» **The task**:
Give back the full listing that follows exactly as it reads.

» **Data extract**:
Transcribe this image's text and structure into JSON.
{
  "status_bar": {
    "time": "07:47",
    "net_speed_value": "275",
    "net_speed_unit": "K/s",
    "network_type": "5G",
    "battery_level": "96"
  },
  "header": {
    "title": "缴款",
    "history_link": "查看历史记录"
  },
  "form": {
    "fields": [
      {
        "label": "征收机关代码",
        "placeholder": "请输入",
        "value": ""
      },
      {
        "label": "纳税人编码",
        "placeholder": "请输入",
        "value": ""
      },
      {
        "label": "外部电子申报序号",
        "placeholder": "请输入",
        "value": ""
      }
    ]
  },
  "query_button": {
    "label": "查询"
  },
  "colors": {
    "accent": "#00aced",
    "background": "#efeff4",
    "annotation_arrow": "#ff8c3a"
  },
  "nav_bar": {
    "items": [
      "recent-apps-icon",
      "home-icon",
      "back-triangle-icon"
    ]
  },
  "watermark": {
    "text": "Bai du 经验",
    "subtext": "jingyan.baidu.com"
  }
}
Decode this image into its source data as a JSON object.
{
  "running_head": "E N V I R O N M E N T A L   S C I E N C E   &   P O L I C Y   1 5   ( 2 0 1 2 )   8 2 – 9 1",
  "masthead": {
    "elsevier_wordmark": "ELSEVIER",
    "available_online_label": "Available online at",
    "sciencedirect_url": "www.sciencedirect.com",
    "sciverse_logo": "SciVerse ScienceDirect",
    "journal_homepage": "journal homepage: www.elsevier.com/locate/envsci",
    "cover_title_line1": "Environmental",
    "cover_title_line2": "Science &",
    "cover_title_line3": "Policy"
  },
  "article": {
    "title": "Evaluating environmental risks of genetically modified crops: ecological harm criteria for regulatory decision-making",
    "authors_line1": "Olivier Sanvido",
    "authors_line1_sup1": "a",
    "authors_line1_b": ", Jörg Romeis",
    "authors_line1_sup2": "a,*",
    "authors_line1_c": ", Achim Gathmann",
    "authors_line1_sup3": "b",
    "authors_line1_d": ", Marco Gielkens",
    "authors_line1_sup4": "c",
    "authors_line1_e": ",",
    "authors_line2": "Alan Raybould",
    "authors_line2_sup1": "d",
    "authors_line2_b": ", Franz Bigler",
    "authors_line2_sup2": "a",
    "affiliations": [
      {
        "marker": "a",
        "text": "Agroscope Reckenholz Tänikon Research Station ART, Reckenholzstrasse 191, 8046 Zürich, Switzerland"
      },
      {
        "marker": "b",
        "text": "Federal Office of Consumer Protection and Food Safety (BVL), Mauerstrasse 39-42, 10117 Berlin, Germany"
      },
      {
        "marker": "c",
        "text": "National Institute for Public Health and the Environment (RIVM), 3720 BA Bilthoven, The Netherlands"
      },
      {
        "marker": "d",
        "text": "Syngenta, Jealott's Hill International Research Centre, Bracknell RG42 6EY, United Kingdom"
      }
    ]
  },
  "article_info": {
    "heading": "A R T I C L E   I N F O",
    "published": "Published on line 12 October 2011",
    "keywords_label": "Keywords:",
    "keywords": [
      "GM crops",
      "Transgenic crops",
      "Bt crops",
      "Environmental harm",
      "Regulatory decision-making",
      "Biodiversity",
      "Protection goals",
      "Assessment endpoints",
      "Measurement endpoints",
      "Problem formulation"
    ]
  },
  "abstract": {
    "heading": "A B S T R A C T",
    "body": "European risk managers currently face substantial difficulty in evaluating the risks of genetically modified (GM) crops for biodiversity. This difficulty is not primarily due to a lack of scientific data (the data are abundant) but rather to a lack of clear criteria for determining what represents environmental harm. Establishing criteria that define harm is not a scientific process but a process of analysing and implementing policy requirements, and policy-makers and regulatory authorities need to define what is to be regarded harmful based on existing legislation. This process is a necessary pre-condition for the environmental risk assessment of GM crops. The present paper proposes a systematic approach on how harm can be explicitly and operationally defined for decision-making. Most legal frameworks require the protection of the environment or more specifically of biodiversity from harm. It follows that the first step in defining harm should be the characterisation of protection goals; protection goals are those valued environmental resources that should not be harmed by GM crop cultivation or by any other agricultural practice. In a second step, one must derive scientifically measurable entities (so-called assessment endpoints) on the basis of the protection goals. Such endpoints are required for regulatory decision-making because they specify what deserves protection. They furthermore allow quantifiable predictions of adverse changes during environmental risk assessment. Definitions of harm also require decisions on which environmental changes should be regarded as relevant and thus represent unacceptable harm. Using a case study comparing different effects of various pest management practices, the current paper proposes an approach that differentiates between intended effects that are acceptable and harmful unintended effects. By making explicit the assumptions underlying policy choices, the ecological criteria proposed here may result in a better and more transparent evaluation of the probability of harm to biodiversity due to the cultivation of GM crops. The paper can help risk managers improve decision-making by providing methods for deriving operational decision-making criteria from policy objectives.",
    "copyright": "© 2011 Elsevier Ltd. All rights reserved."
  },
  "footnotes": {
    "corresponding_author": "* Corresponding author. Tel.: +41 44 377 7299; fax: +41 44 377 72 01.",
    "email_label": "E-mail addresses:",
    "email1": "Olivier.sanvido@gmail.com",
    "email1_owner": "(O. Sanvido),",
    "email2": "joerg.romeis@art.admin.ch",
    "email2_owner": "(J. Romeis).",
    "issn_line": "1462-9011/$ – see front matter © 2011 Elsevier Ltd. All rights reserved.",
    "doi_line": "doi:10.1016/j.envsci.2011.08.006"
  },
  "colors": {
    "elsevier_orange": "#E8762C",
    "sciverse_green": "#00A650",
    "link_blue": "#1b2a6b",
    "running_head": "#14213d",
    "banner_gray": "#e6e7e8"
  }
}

» **Output of the task**:
Transcribe this image's text and structure into JSON.
{
  "status_bar": {
    "time": "07:47",
    "net_speed_value": "275",
    "net_speed_unit": "K/s",
    "network_type": "5G",
    "battery_level": "96"
  },
  "header": {
    "title": "缴款",
    "history_link": "查看历史记录"
  },
  "form": {
    "fields": [
      {
        "label": "征收机关代码",
        "placeholder": "请输入",
        "value": ""
      },
      {
        "label": "纳税人编码",
        "placeholder": "请输入",
        "value": ""
      },
      {
        "label": "外部电子申报序号",
        "placeholder": "请输入",
        "value": ""
      }
    ]
  },
  "query_button": {
    "label": "查询"
  },
  "colors": {
    "accent": "#00aced",
    "background": "#efeff4",
    "annotation_arrow": "#ff8c3a"
  },
  "nav_bar": {
    "items": [
      "recent-apps-icon",
      "home-icon",
      "back-triangle-icon"
    ]
  },
  "watermark": {
    "text": "Bai du 经验",
    "subtext": "jingyan.baidu.com"
  }
}
Decode this image into its source data as a JSON object.
{
  "running_head": "E N V I R O N M E N T A L   S C I E N C E   &   P O L I C Y   1 5   ( 2 0 1 2 )   8 2 – 9 1",
  "masthead": {
    "elsevier_wordmark": "ELSEVIER",
    "available_online_label": "Available online at",
    "sciencedirect_url": "www.sciencedirect.com",
    "sciverse_logo": "SciVerse ScienceDirect",
    "journal_homepage": "journal homepage: www.elsevier.com/locate/envsci",
    "cover_title_line1": "Environmental",
    "cover_title_line2": "Science &",
    "cover_title_line3": "Policy"
  },
  "article": {
    "title": "Evaluating environmental risks of genetically modified crops: ecological harm criteria for regulatory decision-making",
    "authors_line1": "Olivier Sanvido",
    "authors_line1_sup1": "a",
    "authors_line1_b": ", Jörg Romeis",
    "authors_line1_sup2": "a,*",
    "authors_line1_c": ", Achim Gathmann",
    "authors_line1_sup3": "b",
    "authors_line1_d": ", Marco Gielkens",
    "authors_line1_sup4": "c",
    "authors_line1_e": ",",
    "authors_line2": "Alan Raybould",
    "authors_line2_sup1": "d",
    "authors_line2_b": ", Franz Bigler",
    "authors_line2_sup2": "a",
    "affiliations": [
      {
        "marker": "a",
        "text": "Agroscope Reckenholz Tänikon Research Station ART, Reckenholzstrasse 191, 8046 Zürich, Switzerland"
      },
      {
        "marker": "b",
        "text": "Federal Office of Consumer Protection and Food Safety (BVL), Mauerstrasse 39-42, 10117 Berlin, Germany"
      },
      {
        "marker": "c",
        "text": "National Institute for Public Health and the Environment (RIVM), 3720 BA Bilthoven, The Netherlands"
      },
      {
        "marker": "d",
        "text": "Syngenta, Jealott's Hill International Research Centre, Bracknell RG42 6EY, United Kingdom"
      }
    ]
  },
  "article_info": {
    "heading": "A R T I C L E   I N F O",
    "published": "Published on line 12 October 2011",
    "keywords_label": "Keywords:",
    "keywords": [
      "GM crops",
      "Transgenic crops",
      "Bt crops",
      "Environmental harm",
      "Regulatory decision-making",
      "Biodiversity",
      "Protection goals",
      "Assessment endpoints",
      "Measurement endpoints",
      "Problem formulation"
    ]
  },
  "abstract": {
    "heading": "A B S T R A C T",
    "body": "European risk managers currently face substantial difficulty in evaluating the risks of genetically modified (GM) crops for biodiversity. This difficulty is not primarily due to a lack of scientific data (the data are abundant) but rather to a lack of clear criteria for determining what represents environmental harm. Establishing criteria that define harm is not a scientific process but a process of analysing and implementing policy requirements, and policy-makers and regulatory authorities need to define what is to be regarded harmful based on existing legislation. This process is a necessary pre-condition for the environmental risk assessment of GM crops. The present paper proposes a systematic approach on how harm can be explicitly and operationally defined for decision-making. Most legal frameworks require the protection of the environment or more specifically of biodiversity from harm. It follows that the first step in defining harm should be the characterisation of protection goals; protection goals are those valued environmental resources that should not be harmed by GM crop cultivation or by any other agricultural practice. In a second step, one must derive scientifically measurable entities (so-called assessment endpoints) on the basis of the protection goals. Such endpoints are required for regulatory decision-making because they specify what deserves protection. They furthermore allow quantifiable predictions of adverse changes during environmental risk assessment. Definitions of harm also require decisions on which environmental changes should be regarded as relevant and thus represent unacceptable harm. Using a case study comparing different effects of various pest management practices, the current paper proposes an approach that differentiates between intended effects that are acceptable and harmful unintended effects. By making explicit the assumptions underlying policy choices, the ecological criteria proposed here may result in a better and more transparent evaluation of the probability of harm to biodiversity due to the cultivation of GM crops. The paper can help risk managers improve decision-making by providing methods for deriving operational decision-making criteria from policy objectives.",
    "copyright": "© 2011 Elsevier Ltd. All rights reserved."
  },
  "footnotes": {
    "corresponding_author": "* Corresponding author. Tel.: +41 44 377 7299; fax: +41 44 377 72 01.",
    "email_label": "E-mail addresses:",
    "email1": "Olivier.sanvido@gmail.com",
    "email1_owner": "(O. Sanvido),",
    "email2": "joerg.romeis@art.admin.ch",
    "email2_owner": "(J. Romeis).",
    "issn_line": "1462-9011/$ – see front matter © 2011 Elsevier Ltd. All rights reserved.",
    "doi_line": "doi:10.1016/j.envsci.2011.08.006"
  },
  "colors": {
    "elsevier_orange": "#E8762C",
    "sciverse_green": "#00A650",
    "link_blue": "#1b2a6b",
    "running_head": "#14213d",
    "banner_gray": "#e6e7e8"
  }
}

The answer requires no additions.